In our 2006 China Youth Culture Study, we asked “Where do you find out about new fashion styles and brands mostly?” That year, 24.6% of 15-30-year-olds found out about new fashion brands and styles mostly from TV. This was at the time, the highest in all of Label Networks’ Global Youth Culture Studies to respond with TV as a lead source of fashion. This was followed closely by 23.6% that said Magazines, 20.7% who said Friends, 16.3% Internet, 3.6% Stores, and 3.2% who said Music Videos. Interesting aspects of these results are that young people in China have a low percentage who find out about new fashion brands and styles from Stores (especially if compared with our European Youth Culture Study that name Stores among the top). As we noted in the Study in 2005 in the special Fashion Report on China, stores and store brand names are not often considered leading locations for finding out about trends. In addition, store loyalty and therefore remembering the name of the store is not as high in China, which is a similar trait as Japan.

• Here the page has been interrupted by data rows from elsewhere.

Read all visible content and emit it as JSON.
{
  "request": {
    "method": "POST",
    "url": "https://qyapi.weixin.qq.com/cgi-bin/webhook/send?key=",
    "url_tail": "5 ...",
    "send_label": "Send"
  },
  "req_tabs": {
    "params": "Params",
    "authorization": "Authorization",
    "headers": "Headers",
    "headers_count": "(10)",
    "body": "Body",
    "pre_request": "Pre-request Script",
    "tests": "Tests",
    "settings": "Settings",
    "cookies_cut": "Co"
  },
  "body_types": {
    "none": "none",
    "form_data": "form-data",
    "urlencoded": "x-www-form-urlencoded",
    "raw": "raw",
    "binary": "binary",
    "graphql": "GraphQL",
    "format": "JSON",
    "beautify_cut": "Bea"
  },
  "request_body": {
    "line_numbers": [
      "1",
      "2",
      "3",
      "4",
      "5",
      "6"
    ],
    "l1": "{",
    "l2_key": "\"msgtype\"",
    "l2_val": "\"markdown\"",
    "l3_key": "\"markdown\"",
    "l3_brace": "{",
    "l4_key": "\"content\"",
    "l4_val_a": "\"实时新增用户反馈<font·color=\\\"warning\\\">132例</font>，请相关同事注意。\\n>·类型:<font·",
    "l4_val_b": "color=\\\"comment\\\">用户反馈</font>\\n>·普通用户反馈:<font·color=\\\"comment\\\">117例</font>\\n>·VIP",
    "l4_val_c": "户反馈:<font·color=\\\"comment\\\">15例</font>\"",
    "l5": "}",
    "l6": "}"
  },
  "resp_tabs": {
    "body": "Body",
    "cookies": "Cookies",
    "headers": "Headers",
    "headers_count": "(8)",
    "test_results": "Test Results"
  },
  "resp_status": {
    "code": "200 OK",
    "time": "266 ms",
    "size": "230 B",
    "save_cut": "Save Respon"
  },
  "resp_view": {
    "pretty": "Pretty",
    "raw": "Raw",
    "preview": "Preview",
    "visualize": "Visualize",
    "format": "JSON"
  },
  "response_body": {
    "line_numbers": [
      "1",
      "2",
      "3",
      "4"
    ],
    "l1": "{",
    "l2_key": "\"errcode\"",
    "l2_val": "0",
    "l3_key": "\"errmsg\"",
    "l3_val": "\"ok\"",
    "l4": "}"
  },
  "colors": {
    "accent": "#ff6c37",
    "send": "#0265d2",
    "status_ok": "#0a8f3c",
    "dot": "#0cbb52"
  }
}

While of course there are some stores that have large followings and young people remember the name, in general, smaller shops and stores are not always associated by their name, but more by their location, as in, this part of the city is known for many stores that sell denim.

Fast forward to 2009 and when asked the same question, “Where do you find out about new fashion brands and styles mostly?” the #1 location is now Internet at 20.7%, followed by Friends at 18.9% followed closely by TV shows at 18.5%, Magazines at 17.9%, and On the Street at 10%. Stores rank at 3.2%, dropping still lower. Of course the most notable trait is that Internet is the primary location for young people today in China to find out about new fashion brands and styles, indicating the much greater opportunity for international brands to reach a new audience.

One great example of this comes from our China Youth Culture Study in 2006 whereby Footlocker was named as one of the top “stores” that young people liked to buy sneakers and shoes from -even though Footlocker at the time didn’t even have a store yet on mainland China. (A similar response happened with Vans among Brazilian youth culture when Vans started to showcase their surf footage online and suddenly discovered a vast new audience among young fans in Brazil.) With the rise in popularity of internet cafes, places such as Starbucks with internet access as key social gathering places, plus the wide range of video game players online in China (and other parts of Asia), this demographic is extremely internet savvy and if anything, craves more access to the greater world -including fashion brands and styles from other locations.

However depending on the demographic you’re trying to reach, there are differences by gender and age groups. For example, males seek fashion brands and styles in higher percentages online than females currently, whereas Magazines are the #1 source for young females in China. But this too is slowly starting to change. Overall, for even the most localized trendsetting brands, it’s of vital important to know what’s taking shape among China’s youth marketplace as the ripple effects from the sheer heft of their size despite the down economy continue to shape global economics and opportunities.

Label Networks’ 3rd China Youth Culture Study 2009 is free for Premium Subscribers of 2009. For more information, email; (323) 630-4000.